“The sad part is a movie would get the story out to more people for sure. I think graphic novels are still this sort of fledgling form that a lot of people in Vietnamese American communities don’t really access a whole lot. So for me, it’s a challenge to get the book out in the right hands. But I’m hoping, there’s a lot of people learning about it and just sort of passing it along.”
Obviously, the topic of our culture and the Asian American community was the soul of my interview with Thi. Although I was interested in the process of her creating her memoir, I was also interested in hearing her outlook on where she sees the community going in the future.

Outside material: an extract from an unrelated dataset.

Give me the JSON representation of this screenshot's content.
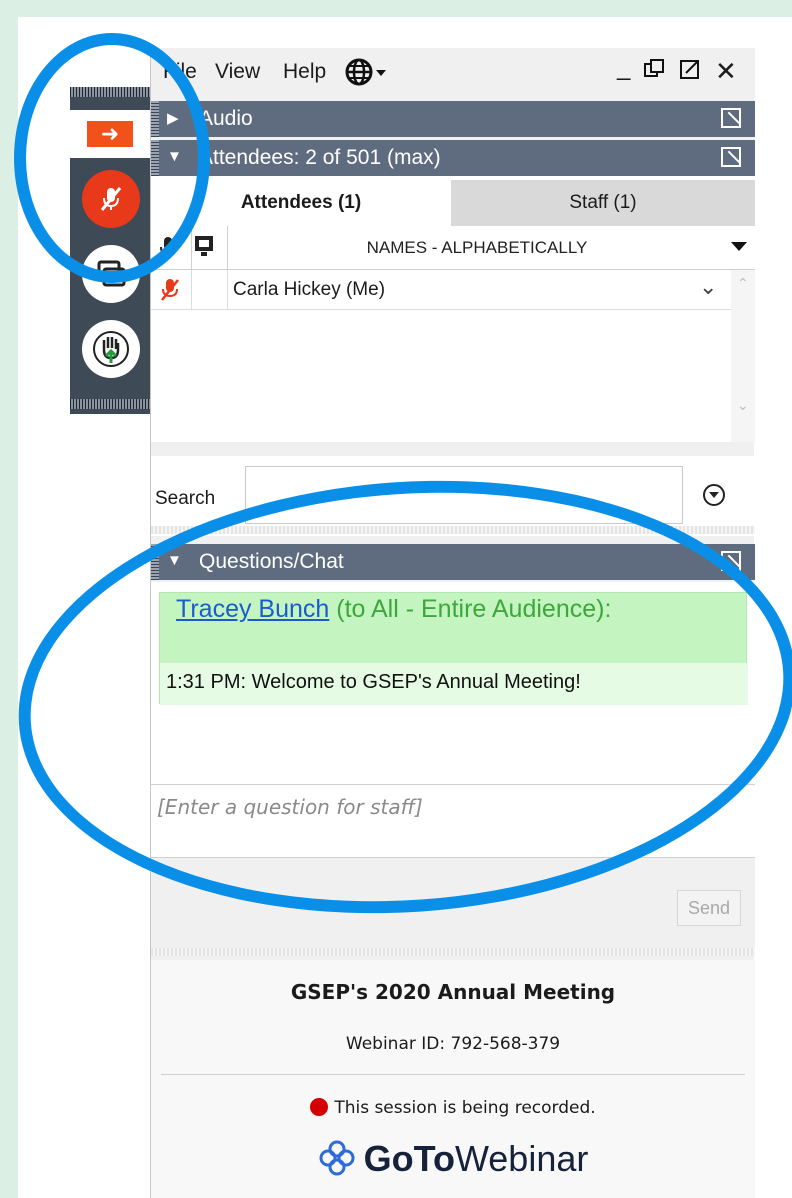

“I think it’s going in a lot of different directions. There’s so much diversity just within the Asian American community. If you look at Southeast Asians versus like Japanese Americans or Chinese Americans, the socioeconomic picture really pretty different and the histories are pretty different. Southeast Asians are like a younger phenomenon in the US and they’re still trying to find their footing. But then we get lumped together here. I think we’re learning what to do about that too? It’s not like people in Asian countries loved each other, they all hated each other! And they’ve been at war for years and years. So it’s interesting for them, on this continent, to actually work together. That’s always a work in progress. I think there’s also this generational thing that I’m seeing, especially with Vietnamese Americans, our parents came and they suffered so much. I grew up being taught this hardline anti-communist stuff, but as I was growing up I was like, that makes it so hard for me to critique capitalism and things that I see that are wrong here. It took getting older for me to realize that some things aren’t Vietnamese, they’re just what my parents are saying is Vietnamese. So I see a younger generation actually not losing touch with their roots like our parents

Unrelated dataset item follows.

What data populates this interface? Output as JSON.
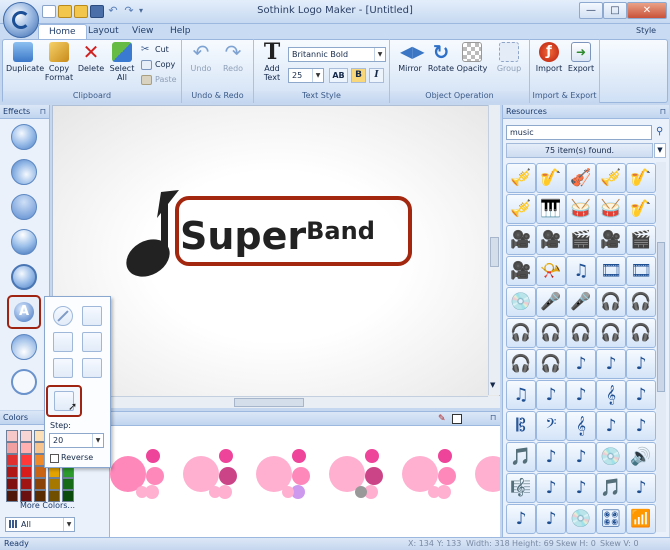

I think there’s also this generational thing that I’m seeing, especially with Vietnamese Americans, our parents came and they suffered so much. I grew up being taught this hardline anti-communist stuff, but as I was growing up I was like, that makes it so hard for me to critique capitalism and things that I see that are wrong here. It took getting older for me to realize that some things aren’t Vietnamese, they’re just what my parents are saying is Vietnamese. So I see a younger generation actually not losing touch with their roots like our parents were afraid of, but the younger generation is redefining what it is to be Vietnamese American or Chinese American and their embracing culture on their own terms and they’re actually rejuvenating the culture, which makes it so much cooler. I totally rejected things like ribbon dancing and language school on Saturdays. To have only that kind of stuff be the vision of your original culture is sort of like having your parents dress you all your life. At some
I totally rejected things like ribbon dancing and language school on Saturdays. To have only that kind of stuff be the vision of your original culture is sort of like having your parents dress you all your life. At some point, you’ve got to break out on your own and figure it out for yourself and figure out what you actually like, and then the culture’s so much cooler.”
Yeah, those Saturday language schools were the worst! But in all seriousness, I felt inspired by Thi’s optimistic outlook on the youths reclaiming their past and embracing their culture. The formalities and boundaries of our culture, especially Asian culture, can often restrict things like open communication or decision making on how we define our culture. But Thi has an answer for that too, “That respect that we have for our elders is great in some ways, and then in other ways, it keeps us forever kids. We have to grow up at some point and individuate.”
Thi Bui’s The Best We Could Do is her debut graphic novel and it is out now for purchase! Get your copy on Amazon now!